EXERCISE:
Set out the records again, keeping every word as it is.

(PROVIDED RECORDS begins)

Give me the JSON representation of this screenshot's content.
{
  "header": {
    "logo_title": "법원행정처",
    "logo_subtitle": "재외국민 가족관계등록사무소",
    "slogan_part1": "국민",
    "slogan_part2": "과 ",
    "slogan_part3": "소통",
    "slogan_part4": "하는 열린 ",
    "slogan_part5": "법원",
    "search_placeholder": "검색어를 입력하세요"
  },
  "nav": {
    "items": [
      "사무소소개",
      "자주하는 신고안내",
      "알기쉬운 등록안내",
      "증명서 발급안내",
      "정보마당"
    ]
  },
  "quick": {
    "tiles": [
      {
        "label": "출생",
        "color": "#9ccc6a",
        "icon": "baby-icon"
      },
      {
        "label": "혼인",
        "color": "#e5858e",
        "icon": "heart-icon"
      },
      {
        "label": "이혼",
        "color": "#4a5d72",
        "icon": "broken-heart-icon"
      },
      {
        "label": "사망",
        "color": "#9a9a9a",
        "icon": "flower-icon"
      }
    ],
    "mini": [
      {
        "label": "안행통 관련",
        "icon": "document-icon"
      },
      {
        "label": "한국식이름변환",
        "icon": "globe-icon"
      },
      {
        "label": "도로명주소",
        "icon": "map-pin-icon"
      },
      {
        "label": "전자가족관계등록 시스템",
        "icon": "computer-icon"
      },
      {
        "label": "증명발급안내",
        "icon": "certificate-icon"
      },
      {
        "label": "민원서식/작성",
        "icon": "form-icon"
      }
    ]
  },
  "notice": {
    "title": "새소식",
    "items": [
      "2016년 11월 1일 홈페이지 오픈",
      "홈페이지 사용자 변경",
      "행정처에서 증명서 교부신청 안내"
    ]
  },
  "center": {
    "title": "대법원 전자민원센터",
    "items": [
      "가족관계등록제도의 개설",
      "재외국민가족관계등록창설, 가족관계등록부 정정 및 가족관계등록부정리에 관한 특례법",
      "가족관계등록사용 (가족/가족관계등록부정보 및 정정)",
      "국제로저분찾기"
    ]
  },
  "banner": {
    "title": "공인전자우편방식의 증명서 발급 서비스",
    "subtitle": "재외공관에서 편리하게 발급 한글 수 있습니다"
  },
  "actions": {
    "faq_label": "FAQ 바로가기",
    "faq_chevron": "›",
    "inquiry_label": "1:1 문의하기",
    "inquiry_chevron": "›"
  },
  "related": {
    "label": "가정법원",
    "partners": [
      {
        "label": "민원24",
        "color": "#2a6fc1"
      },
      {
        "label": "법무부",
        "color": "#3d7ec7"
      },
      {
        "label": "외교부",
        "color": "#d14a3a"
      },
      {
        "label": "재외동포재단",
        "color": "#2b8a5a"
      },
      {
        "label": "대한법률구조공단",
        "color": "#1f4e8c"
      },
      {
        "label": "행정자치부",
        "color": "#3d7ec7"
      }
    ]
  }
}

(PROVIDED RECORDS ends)

RESULT OF THIS EXERCISE:
Give me the JSON representation of this screenshot's content.
{
  "header": {
    "logo_title": "법원행정처",
    "logo_subtitle": "재외국민 가족관계등록사무소",
    "slogan_part1": "국민",
    "slogan_part2": "과 ",
    "slogan_part3": "소통",
    "slogan_part4": "하는 열린 ",
    "slogan_part5": "법원",
    "search_placeholder": "검색어를 입력하세요"
  },
  "nav": {
    "items": [
      "사무소소개",
      "자주하는 신고안내",
      "알기쉬운 등록안내",
      "증명서 발급안내",
      "정보마당"
    ]
  },
  "quick": {
    "tiles": [
      {
        "label": "출생",
        "color": "#9ccc6a",
        "icon": "baby-icon"
      },
      {
        "label": "혼인",
        "color": "#e5858e",
        "icon": "heart-icon"
      },
      {
        "label": "이혼",
        "color": "#4a5d72",
        "icon": "broken-heart-icon"
      },
      {
        "label": "사망",
        "color": "#9a9a9a",
        "icon": "flower-icon"
      }
    ],
    "mini": [
      {
        "label": "안행통 관련",
        "icon": "document-icon"
      },
      {
        "label": "한국식이름변환",
        "icon": "globe-icon"
      },
      {
        "label": "도로명주소",
        "icon": "map-pin-icon"
      },
      {
        "label": "전자가족관계등록 시스템",
        "icon": "computer-icon"
      },
      {
        "label": "증명발급안내",
        "icon": "certificate-icon"
      },
      {
        "label": "민원서식/작성",
        "icon": "form-icon"
      }
    ]
  },
  "notice": {
    "title": "새소식",
    "items": [
      "2016년 11월 1일 홈페이지 오픈",
      "홈페이지 사용자 변경",
      "행정처에서 증명서 교부신청 안내"
    ]
  },
  "center": {
    "title": "대법원 전자민원센터",
    "items": [
      "가족관계등록제도의 개설",
      "재외국민가족관계등록창설, 가족관계등록부 정정 및 가족관계등록부정리에 관한 특례법",
      "가족관계등록사용 (가족/가족관계등록부정보 및 정정)",
      "국제로저분찾기"
    ]
  },
  "banner": {
    "title": "공인전자우편방식의 증명서 발급 서비스",
    "subtitle": "재외공관에서 편리하게 발급 한글 수 있습니다"
  },
  "actions": {
    "faq_label": "FAQ 바로가기",
    "faq_chevron": "›",
    "inquiry_label": "1:1 문의하기",
    "inquiry_chevron": "›"
  },
  "related": {
    "label": "가정법원",
    "partners": [
      {
        "label": "민원24",
        "color": "#2a6fc1"
      },
      {
        "label": "법무부",
        "color": "#3d7ec7"
      },
      {
        "label": "외교부",
        "color": "#d14a3a"
      },
      {
        "label": "재외동포재단",
        "color": "#2b8a5a"
      },
      {
        "label": "대한법률구조공단",
        "color": "#1f4e8c"
      },
      {
        "label": "행정자치부",
        "color": "#3d7ec7"
      }
    ]
  }
}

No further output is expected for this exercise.